- [Exercise data]:

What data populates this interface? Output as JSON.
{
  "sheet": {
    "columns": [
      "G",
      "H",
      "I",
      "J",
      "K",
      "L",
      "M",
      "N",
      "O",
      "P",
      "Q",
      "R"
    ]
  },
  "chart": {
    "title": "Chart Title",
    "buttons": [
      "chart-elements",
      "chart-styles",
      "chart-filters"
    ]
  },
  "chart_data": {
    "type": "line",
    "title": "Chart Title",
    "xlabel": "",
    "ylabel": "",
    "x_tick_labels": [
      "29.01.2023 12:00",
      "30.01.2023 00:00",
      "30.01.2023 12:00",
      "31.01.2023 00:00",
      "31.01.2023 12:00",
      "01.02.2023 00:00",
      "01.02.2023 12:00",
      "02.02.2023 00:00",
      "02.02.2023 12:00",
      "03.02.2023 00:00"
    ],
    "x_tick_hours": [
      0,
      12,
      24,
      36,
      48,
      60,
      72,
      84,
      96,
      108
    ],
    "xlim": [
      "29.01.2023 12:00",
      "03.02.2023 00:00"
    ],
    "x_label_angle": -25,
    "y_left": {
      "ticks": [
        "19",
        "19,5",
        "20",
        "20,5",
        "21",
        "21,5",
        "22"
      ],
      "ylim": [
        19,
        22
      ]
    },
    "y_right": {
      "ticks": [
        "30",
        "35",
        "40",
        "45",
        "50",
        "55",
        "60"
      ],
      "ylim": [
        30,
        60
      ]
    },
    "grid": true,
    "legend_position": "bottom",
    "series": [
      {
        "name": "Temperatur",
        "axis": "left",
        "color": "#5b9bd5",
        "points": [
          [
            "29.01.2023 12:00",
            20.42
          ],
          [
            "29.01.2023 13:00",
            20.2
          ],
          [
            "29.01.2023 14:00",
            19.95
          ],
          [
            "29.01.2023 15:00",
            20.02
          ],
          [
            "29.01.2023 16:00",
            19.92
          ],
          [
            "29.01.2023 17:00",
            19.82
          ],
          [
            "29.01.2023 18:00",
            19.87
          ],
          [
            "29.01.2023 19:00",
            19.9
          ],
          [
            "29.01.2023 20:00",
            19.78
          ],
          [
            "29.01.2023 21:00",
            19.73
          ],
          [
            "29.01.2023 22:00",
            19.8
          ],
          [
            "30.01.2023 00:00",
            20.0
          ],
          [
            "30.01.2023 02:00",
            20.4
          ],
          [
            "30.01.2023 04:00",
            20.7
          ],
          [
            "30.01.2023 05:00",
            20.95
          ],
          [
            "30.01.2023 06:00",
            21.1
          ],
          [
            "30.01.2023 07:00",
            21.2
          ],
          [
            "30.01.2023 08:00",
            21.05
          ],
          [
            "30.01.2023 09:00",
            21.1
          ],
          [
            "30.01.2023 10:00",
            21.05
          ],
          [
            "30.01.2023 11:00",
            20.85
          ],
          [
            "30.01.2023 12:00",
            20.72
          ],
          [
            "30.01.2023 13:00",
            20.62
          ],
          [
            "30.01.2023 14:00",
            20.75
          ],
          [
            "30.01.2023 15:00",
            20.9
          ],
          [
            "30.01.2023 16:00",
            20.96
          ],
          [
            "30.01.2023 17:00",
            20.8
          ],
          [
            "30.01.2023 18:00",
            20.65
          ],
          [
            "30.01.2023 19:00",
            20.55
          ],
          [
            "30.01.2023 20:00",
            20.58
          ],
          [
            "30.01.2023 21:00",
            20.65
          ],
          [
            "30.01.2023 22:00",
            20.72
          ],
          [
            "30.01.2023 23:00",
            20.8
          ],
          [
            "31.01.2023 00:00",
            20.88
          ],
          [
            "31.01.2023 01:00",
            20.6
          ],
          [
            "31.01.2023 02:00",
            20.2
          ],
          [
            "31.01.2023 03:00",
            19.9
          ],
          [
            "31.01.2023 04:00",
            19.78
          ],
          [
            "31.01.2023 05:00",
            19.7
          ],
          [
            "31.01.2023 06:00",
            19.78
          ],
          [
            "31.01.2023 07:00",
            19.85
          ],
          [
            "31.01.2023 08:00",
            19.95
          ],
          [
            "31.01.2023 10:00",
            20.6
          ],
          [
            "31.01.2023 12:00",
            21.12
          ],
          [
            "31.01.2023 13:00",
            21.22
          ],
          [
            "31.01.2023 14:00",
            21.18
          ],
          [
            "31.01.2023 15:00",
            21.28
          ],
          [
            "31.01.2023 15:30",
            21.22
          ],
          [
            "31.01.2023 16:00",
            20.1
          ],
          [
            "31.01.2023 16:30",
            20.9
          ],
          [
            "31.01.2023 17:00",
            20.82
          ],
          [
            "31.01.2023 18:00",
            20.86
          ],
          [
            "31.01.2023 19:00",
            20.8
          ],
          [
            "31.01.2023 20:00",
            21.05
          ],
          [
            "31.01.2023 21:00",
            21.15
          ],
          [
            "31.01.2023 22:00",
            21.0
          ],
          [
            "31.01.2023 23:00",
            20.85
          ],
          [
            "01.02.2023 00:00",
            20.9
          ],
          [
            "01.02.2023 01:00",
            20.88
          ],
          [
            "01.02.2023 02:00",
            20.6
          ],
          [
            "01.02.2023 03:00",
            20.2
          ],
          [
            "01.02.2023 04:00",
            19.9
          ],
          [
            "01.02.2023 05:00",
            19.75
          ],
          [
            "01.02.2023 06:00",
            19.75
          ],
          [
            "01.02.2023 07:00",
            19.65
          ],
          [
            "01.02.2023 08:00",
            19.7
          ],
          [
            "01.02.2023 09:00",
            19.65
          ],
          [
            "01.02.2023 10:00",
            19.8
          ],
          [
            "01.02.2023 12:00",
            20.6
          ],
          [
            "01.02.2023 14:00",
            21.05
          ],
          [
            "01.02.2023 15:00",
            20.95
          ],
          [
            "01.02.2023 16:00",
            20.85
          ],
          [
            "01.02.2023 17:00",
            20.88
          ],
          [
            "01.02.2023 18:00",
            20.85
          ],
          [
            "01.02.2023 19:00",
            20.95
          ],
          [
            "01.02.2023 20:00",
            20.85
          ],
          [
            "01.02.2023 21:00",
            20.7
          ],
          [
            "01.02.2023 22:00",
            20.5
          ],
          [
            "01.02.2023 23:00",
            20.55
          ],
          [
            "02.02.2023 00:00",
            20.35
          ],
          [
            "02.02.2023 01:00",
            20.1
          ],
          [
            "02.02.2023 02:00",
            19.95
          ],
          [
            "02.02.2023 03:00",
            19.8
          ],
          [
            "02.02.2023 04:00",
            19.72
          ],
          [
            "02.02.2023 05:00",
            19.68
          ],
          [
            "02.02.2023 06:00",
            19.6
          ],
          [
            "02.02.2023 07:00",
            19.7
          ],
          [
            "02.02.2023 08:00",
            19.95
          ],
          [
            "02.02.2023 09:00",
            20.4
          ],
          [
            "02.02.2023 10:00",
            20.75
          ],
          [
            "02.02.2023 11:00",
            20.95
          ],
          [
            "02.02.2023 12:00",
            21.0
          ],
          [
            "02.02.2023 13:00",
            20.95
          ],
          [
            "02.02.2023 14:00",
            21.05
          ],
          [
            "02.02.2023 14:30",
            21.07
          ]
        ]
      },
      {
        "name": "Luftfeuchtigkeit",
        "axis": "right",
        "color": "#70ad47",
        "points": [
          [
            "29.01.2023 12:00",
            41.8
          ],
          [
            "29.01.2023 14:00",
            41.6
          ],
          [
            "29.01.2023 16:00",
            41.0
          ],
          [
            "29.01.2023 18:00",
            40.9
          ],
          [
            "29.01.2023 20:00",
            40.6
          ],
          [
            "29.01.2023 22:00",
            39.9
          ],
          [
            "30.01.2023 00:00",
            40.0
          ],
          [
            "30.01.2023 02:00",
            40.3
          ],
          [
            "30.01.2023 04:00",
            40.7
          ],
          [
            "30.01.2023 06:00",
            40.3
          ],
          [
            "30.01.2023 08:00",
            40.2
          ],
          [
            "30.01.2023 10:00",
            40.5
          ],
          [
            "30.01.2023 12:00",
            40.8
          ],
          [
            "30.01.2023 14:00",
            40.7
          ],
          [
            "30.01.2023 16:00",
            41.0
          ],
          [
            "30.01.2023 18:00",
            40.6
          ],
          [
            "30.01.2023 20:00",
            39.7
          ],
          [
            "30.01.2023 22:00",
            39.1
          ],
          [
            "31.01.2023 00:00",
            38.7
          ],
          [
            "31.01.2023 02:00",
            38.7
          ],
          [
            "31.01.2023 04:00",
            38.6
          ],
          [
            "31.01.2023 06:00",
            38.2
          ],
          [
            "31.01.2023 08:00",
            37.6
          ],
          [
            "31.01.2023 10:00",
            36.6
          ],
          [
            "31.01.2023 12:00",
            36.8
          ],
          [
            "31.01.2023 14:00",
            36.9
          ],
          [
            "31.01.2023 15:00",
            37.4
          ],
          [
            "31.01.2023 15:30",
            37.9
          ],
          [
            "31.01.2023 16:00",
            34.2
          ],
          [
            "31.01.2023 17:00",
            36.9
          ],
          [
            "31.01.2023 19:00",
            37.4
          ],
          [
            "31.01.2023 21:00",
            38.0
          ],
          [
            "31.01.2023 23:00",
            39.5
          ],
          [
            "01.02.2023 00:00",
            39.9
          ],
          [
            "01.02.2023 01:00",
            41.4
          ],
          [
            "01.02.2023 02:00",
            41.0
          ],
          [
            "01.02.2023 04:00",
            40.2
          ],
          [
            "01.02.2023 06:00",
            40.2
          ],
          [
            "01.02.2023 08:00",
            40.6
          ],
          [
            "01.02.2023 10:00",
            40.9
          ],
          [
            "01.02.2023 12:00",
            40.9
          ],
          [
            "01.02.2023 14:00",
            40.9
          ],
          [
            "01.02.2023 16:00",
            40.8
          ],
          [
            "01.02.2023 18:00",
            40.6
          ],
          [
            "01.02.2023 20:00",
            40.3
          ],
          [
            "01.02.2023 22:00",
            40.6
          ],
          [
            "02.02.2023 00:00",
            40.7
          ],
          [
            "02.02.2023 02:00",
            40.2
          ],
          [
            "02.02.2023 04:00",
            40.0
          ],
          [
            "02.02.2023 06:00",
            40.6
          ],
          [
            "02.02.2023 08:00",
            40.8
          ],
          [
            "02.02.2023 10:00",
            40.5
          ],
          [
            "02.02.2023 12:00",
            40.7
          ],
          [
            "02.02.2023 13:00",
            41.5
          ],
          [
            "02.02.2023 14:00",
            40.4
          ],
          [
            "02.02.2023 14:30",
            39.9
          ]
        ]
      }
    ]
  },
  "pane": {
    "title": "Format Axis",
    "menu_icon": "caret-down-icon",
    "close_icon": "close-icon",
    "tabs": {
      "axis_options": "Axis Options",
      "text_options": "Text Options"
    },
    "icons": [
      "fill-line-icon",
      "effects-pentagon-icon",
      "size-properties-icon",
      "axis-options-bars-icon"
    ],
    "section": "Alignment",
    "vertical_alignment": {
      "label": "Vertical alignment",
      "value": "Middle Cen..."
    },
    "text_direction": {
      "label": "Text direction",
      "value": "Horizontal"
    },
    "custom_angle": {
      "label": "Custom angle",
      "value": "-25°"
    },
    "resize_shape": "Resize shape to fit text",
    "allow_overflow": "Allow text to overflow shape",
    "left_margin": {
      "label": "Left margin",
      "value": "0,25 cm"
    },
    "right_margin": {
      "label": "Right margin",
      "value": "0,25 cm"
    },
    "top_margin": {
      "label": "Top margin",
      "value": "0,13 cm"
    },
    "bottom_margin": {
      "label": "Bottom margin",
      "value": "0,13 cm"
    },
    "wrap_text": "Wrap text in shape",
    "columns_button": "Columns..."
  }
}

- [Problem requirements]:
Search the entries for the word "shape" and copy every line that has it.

- [Exercise result]:
    "resize_shape": "Resize shape to fit text",
    "allow_overflow": "Allow text to overflow shape",
    "wrap_text": "Wrap text in shape",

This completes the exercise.